“This is because women are more caring than men. At least, in my opinion. Whatever the case may be, I personally believe that one must work hard and have a strong dream to achieve the desired results. I also believe that anything I have achieved in my life comes from above.”
Born 38 years ago at Othika village in Omusati Region, Uuyuni is the oldest of five siblings and says her career move was inspired by people around her, especially her family: “God has blessed me with a great family, an understanding husband, Norbert, three lovely children, Linekela (12), Twapewa (7) and Mweneni (21 months). They are my pillars of strength and the reason I am pursuing bigger dreams.”
She describes herself as “an above-average learner” during her school years at Othika Primary and Oshigambo Secondary schools. She went to the University of Namibia to study Accounting and Economics and graduated with a Bachelor of Commerce degree in 1997.
She has never been out of the financial industry in her decade long career.
“While in my final year, I got employed at Standard Bank Accounting Department as an Accounts Processing Officer. Later, I moved to Commercial Bank of Namibia (CBN), the current Nedbank, where I underwent a training program. Since the objective of the program was to produce executive officers, the selection criteria for the program was strict, as one needed to be among the best at the university to be selected. One component of the training programme was that all trainees were to be sent on internship to the USA hence I had an opportunity to work for three months at the Industrial Bank of Washington.”
She described the experience in the USA as one that opened all doors for her. Later, she left the CBN to join the Social Security Commission (SSC) as an assistant accountant, mainly dealing with bank reconciliations. While at CBN she registered with the Institute of Bankers to qualify with an Associate Diploma in Credit (CAIB).
“In January 2000, I found the job with an institution I had and still have respect for, the Bank of Namibia. I joined the Banking Supervision Department as the most junior person. Since then I have grown not only in terms of career but also as a person. I am currently studying with the University of London, and hope to complete my MBA (Banking) soon. I am excited about the studies.”
Uuyuni admits that she has little time for leisure because her job takes up much of her time, sometimes to the detriment of her family but is grateful of the support she gets from her husband as far as family responsibilities are concerned.

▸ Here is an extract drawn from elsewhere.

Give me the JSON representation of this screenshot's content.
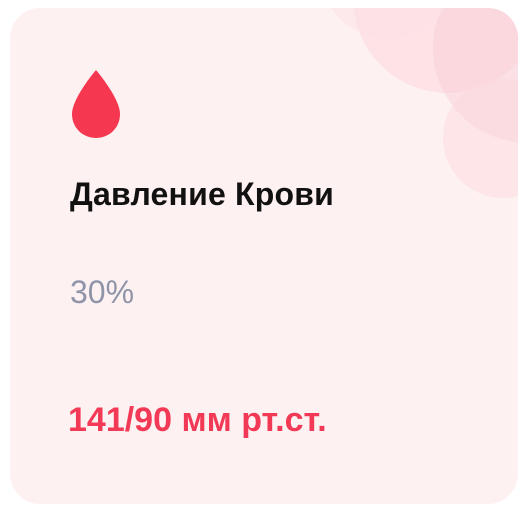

“I wish I had some leisure time. I am not that fortunate. Balancing my job and family life is not as easy as people may think, especially when your family is young. I make time though to exercise, read and to be in the company of highly positive and successful people. I also make time to have quality time with my family by dedicating specific days in a week to engage in some activities as a family. One thing I have learnt is to avoid the company of negative people and those that may make me feel low.”
She is a strong believer in God and is very passionate about singing. Other passions include teaching which she hopes to pursue one day.
“I am very excited about the future and will always contribute towards efforts that make Namibia a better place to live in. I have a strong desire to see this nation progressing, which in my opinion can only happen if we build strong leaders in all areas of economic sectors.”
She has been a board member of the Windhoek Country Club and Resort since 2003 and says she has been fortunate to have worked with some well-known gurus in the business and financial fraternity from whom she continues to learn greatly. PF